[Start of Attachment]

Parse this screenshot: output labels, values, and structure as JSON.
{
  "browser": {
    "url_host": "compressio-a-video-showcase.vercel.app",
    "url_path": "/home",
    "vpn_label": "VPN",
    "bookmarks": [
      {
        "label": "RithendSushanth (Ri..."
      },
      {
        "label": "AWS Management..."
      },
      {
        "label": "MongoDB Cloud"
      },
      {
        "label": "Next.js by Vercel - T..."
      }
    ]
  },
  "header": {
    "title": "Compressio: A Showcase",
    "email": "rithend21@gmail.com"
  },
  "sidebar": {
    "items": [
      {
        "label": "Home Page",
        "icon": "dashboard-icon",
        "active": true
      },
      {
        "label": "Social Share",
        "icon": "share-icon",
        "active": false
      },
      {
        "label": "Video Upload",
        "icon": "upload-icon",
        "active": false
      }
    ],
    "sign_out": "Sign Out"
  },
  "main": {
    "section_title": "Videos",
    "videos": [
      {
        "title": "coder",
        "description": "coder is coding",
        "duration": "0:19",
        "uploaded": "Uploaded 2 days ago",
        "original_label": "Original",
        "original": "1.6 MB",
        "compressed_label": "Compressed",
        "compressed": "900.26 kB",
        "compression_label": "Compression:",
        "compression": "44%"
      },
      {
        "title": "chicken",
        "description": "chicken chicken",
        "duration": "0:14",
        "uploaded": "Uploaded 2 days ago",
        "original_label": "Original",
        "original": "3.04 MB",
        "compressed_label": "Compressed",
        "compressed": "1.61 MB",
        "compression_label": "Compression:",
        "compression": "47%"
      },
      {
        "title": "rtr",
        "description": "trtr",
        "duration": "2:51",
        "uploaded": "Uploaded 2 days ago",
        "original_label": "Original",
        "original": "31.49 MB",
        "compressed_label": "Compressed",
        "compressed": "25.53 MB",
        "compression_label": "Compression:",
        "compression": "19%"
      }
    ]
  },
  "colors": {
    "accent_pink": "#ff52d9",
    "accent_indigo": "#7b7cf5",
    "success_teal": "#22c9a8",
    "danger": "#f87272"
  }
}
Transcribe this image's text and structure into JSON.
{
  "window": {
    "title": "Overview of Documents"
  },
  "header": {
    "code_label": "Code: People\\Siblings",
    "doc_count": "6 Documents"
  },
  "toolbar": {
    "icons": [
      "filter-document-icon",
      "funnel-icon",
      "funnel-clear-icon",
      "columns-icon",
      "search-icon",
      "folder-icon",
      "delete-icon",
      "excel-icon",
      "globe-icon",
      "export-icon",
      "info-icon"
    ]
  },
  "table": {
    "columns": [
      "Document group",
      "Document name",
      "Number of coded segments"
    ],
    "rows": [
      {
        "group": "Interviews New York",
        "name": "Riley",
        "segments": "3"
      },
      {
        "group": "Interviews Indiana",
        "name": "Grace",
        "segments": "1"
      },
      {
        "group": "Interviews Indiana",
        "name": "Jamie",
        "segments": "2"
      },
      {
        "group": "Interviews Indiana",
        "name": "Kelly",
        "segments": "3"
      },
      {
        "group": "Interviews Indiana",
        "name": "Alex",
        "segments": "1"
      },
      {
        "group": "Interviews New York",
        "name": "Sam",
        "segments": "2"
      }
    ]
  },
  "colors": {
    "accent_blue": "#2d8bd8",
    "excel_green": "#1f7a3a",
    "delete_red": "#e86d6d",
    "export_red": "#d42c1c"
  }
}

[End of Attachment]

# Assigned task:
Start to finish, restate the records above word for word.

# Exercise output:
Parse this screenshot: output labels, values, and structure as JSON.
{
  "browser": {
    "url_host": "compressio-a-video-showcase.vercel.app",
    "url_path": "/home",
    "vpn_label": "VPN",
    "bookmarks": [
      {
        "label": "RithendSushanth (Ri..."
      },
      {
        "label": "AWS Management..."
      },
      {
        "label": "MongoDB Cloud"
      },
      {
        "label": "Next.js by Vercel - T..."
      }
    ]
  },
  "header": {
    "title": "Compressio: A Showcase",
    "email": "rithend21@gmail.com"
  },
  "sidebar": {
    "items": [
      {
        "label": "Home Page",
        "icon": "dashboard-icon",
        "active": true
      },
      {
        "label": "Social Share",
        "icon": "share-icon",
        "active": false
      },
      {
        "label": "Video Upload",
        "icon": "upload-icon",
        "active": false
      }
    ],
    "sign_out": "Sign Out"
  },
  "main": {
    "section_title": "Videos",
    "videos": [
      {
        "title": "coder",
        "description": "coder is coding",
        "duration": "0:19",
        "uploaded": "Uploaded 2 days ago",
        "original_label": "Original",
        "original": "1.6 MB",
        "compressed_label": "Compressed",
        "compressed": "900.26 kB",
        "compression_label": "Compression:",
        "compression": "44%"
      },
      {
        "title": "chicken",
        "description": "chicken chicken",
        "duration": "0:14",
        "uploaded": "Uploaded 2 days ago",
        "original_label": "Original",
        "original": "3.04 MB",
        "compressed_label": "Compressed",
        "compressed": "1.61 MB",
        "compression_label": "Compression:",
        "compression": "47%"
      },
      {
        "title": "rtr",
        "description": "trtr",
        "duration": "2:51",
        "uploaded": "Uploaded 2 days ago",
        "original_label": "Original",
        "original": "31.49 MB",
        "compressed_label": "Compressed",
        "compressed": "25.53 MB",
        "compression_label": "Compression:",
        "compression": "19%"
      }
    ]
  },
  "colors": {
    "accent_pink": "#ff52d9",
    "accent_indigo": "#7b7cf5",
    "success_teal": "#22c9a8",
    "danger": "#f87272"
  }
}
Transcribe this image's text and structure into JSON.
{
  "window": {
    "title": "Overview of Documents"
  },
  "header": {
    "code_label": "Code: People\\Siblings",
    "doc_count": "6 Documents"
  },
  "toolbar": {
    "icons": [
      "filter-document-icon",
      "funnel-icon",
      "funnel-clear-icon",
      "columns-icon",
      "search-icon",
      "folder-icon",
      "delete-icon",
      "excel-icon",
      "globe-icon",
      "export-icon",
      "info-icon"
    ]
  },
  "table": {
    "columns": [
      "Document group",
      "Document name",
      "Number of coded segments"
    ],
    "rows": [
      {
        "group": "Interviews New York",
        "name": "Riley",
        "segments": "3"
      },
      {
        "group": "Interviews Indiana",
        "name": "Grace",
        "segments": "1"
      },
      {
        "group": "Interviews Indiana",
        "name": "Jamie",
        "segments": "2"
      },
      {
        "group": "Interviews Indiana",
        "name": "Kelly",
        "segments": "3"
      },
      {
        "group": "Interviews Indiana",
        "name": "Alex",
        "segments": "1"
      },
      {
        "group": "Interviews New York",
        "name": "Sam",
        "segments": "2"
      }
    ]
  },
  "colors": {
    "accent_blue": "#2d8bd8",
    "excel_green": "#1f7a3a",
    "delete_red": "#e86d6d",
    "export_red": "#d42c1c"
  }
}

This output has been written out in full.